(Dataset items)
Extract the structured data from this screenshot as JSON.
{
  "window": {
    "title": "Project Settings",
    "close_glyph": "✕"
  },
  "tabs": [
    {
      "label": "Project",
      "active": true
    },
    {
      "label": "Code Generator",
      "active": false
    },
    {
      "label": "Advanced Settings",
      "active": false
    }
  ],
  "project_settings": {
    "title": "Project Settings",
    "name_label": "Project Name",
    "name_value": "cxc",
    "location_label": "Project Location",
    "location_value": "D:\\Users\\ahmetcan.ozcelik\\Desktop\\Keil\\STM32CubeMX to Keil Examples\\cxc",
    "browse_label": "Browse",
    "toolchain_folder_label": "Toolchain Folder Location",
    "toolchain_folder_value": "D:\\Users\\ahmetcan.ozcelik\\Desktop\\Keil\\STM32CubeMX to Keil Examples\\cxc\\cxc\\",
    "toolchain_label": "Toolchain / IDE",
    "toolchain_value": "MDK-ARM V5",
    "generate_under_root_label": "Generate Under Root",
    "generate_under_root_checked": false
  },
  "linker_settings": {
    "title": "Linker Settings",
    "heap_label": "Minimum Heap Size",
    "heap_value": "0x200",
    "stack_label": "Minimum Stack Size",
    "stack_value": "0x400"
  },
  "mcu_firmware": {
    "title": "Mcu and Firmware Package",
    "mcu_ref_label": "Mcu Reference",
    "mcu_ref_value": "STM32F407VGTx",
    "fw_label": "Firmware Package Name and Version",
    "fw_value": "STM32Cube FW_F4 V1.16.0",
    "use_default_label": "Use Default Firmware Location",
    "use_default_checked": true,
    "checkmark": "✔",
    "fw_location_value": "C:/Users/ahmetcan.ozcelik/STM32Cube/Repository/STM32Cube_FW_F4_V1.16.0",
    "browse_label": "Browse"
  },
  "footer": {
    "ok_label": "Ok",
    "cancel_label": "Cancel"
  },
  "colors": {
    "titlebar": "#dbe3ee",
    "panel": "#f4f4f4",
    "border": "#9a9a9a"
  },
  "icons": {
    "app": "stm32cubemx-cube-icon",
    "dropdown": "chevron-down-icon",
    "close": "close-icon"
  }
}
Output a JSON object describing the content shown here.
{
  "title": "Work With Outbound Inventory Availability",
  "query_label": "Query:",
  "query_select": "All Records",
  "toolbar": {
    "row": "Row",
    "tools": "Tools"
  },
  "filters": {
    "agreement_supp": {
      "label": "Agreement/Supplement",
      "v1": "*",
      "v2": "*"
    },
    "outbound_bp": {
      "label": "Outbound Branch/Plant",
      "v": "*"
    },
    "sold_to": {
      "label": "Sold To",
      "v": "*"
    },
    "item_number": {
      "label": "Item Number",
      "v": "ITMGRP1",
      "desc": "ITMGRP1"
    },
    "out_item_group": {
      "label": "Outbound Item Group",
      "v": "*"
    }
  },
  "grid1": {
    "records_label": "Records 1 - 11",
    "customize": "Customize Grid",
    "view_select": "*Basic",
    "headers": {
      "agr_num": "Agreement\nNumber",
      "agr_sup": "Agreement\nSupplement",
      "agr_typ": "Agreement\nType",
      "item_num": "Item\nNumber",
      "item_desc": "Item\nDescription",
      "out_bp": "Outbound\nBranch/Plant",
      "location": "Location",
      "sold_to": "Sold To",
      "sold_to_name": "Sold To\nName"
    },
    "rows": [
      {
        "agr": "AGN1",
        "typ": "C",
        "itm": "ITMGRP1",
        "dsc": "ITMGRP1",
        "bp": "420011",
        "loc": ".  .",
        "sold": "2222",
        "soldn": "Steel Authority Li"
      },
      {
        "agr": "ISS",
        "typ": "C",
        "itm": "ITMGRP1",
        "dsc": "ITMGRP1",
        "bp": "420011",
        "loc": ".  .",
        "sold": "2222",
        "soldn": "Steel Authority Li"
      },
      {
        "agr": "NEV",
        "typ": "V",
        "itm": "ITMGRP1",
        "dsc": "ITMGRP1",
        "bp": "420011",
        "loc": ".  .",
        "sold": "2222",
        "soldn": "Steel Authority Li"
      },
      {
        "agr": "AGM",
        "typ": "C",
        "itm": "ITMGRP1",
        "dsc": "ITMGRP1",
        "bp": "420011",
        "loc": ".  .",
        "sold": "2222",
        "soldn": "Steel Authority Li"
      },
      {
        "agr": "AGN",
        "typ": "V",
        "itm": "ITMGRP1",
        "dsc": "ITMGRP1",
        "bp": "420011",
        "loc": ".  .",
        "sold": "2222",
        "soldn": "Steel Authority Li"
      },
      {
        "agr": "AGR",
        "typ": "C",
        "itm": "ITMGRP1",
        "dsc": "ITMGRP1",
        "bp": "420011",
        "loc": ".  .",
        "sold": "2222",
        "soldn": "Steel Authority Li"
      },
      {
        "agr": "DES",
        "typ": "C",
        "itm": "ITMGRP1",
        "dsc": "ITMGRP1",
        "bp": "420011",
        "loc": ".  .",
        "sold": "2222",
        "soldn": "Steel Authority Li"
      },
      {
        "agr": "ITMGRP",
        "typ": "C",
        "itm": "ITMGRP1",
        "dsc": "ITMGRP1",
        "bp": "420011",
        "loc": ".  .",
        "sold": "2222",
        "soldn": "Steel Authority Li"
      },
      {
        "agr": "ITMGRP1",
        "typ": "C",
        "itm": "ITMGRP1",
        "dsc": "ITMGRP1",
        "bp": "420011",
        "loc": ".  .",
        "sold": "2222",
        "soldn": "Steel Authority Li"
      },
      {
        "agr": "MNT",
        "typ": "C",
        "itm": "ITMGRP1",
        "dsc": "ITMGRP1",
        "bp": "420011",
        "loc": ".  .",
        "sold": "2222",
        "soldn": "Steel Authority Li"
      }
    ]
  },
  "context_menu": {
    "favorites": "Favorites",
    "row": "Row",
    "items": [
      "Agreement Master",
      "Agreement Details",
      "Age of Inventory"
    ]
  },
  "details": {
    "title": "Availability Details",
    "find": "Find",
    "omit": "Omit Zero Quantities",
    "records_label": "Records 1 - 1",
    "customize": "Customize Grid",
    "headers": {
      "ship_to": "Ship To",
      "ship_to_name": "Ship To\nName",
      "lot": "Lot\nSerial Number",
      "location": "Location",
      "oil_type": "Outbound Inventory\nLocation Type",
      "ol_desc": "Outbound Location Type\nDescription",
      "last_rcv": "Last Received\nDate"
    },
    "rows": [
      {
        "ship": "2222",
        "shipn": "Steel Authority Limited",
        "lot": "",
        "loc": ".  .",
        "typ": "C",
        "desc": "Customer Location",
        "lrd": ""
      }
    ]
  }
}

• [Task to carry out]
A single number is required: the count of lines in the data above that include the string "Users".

• [Solution to the exercise]
3